• Records:
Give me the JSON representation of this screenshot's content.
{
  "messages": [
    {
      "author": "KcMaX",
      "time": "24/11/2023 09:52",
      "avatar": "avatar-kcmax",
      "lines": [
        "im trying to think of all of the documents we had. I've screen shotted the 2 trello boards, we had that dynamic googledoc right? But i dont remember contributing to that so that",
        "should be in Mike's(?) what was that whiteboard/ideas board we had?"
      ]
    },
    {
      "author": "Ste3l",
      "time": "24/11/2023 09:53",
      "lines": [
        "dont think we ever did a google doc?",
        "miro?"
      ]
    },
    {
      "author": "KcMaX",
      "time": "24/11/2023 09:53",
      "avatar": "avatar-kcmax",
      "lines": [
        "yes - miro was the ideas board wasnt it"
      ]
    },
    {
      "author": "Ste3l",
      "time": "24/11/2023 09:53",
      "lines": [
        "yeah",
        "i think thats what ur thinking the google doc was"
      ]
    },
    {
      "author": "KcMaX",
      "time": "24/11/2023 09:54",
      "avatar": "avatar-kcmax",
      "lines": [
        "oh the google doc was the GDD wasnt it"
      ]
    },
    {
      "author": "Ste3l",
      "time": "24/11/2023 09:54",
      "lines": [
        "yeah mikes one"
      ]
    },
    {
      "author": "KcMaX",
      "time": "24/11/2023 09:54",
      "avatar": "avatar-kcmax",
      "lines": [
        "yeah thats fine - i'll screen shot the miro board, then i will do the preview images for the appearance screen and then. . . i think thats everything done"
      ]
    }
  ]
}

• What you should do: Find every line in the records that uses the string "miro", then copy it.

• Answer box:
        "miro?"
        "yes - miro was the ideas board wasnt it"
        "yeah thats fine - i'll screen shot the miro board, then i will do the preview images for the appearance screen and then. . . i think thats everything done"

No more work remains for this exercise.